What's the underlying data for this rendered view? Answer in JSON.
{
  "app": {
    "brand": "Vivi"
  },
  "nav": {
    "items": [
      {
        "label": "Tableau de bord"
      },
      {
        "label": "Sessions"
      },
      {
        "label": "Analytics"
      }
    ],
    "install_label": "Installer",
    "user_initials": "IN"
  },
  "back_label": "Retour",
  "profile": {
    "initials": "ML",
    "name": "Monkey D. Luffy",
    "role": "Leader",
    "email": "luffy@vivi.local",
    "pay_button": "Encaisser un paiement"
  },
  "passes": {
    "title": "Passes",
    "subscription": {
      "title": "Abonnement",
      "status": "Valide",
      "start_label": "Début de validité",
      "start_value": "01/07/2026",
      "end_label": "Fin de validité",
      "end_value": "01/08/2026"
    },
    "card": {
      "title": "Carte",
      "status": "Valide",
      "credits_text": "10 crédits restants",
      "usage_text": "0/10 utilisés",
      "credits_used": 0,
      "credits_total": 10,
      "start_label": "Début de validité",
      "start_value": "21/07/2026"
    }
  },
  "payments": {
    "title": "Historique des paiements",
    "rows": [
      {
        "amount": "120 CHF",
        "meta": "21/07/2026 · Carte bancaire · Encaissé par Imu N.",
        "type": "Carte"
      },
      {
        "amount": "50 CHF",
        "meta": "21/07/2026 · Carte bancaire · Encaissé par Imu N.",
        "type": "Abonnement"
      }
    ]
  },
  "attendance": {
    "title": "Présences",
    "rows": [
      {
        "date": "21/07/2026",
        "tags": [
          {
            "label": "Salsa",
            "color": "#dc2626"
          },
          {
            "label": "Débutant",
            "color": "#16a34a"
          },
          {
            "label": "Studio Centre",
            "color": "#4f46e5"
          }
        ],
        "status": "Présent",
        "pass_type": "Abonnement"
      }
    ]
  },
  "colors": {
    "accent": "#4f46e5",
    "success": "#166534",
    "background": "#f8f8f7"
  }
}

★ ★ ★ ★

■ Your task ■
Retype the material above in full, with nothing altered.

■ Written solution ■
What's the underlying data for this rendered view? Answer in JSON.
{
  "app": {
    "brand": "Vivi"
  },
  "nav": {
    "items": [
      {
        "label": "Tableau de bord"
      },
      {
        "label": "Sessions"
      },
      {
        "label": "Analytics"
      }
    ],
    "install_label": "Installer",
    "user_initials": "IN"
  },
  "back_label": "Retour",
  "profile": {
    "initials": "ML",
    "name": "Monkey D. Luffy",
    "role": "Leader",
    "email": "luffy@vivi.local",
    "pay_button": "Encaisser un paiement"
  },
  "passes": {
    "title": "Passes",
    "subscription": {
      "title": "Abonnement",
      "status": "Valide",
      "start_label": "Début de validité",
      "start_value": "01/07/2026",
      "end_label": "Fin de validité",
      "end_value": "01/08/2026"
    },
    "card": {
      "title": "Carte",
      "status": "Valide",
      "credits_text": "10 crédits restants",
      "usage_text": "0/10 utilisés",
      "credits_used": 0,
      "credits_total": 10,
      "start_label": "Début de validité",
      "start_value": "21/07/2026"
    }
  },
  "payments": {
    "title": "Historique des paiements",
    "rows": [
      {
        "amount": "120 CHF",
        "meta": "21/07/2026 · Carte bancaire · Encaissé par Imu N.",
        "type": "Carte"
      },
      {
        "amount": "50 CHF",
        "meta": "21/07/2026 · Carte bancaire · Encaissé par Imu N.",
        "type": "Abonnement"
      }
    ]
  },
  "attendance": {
    "title": "Présences",
    "rows": [
      {
        "date": "21/07/2026",
        "tags": [
          {
            "label": "Salsa",
            "color": "#dc2626"
          },
          {
            "label": "Débutant",
            "color": "#16a34a"
          },
          {
            "label": "Studio Centre",
            "color": "#4f46e5"
          }
        ],
        "status": "Présent",
        "pass_type": "Abonnement"
      }
    ]
  },
  "colors": {
    "accent": "#4f46e5",
    "success": "#166534",
    "background": "#f8f8f7"
  }
}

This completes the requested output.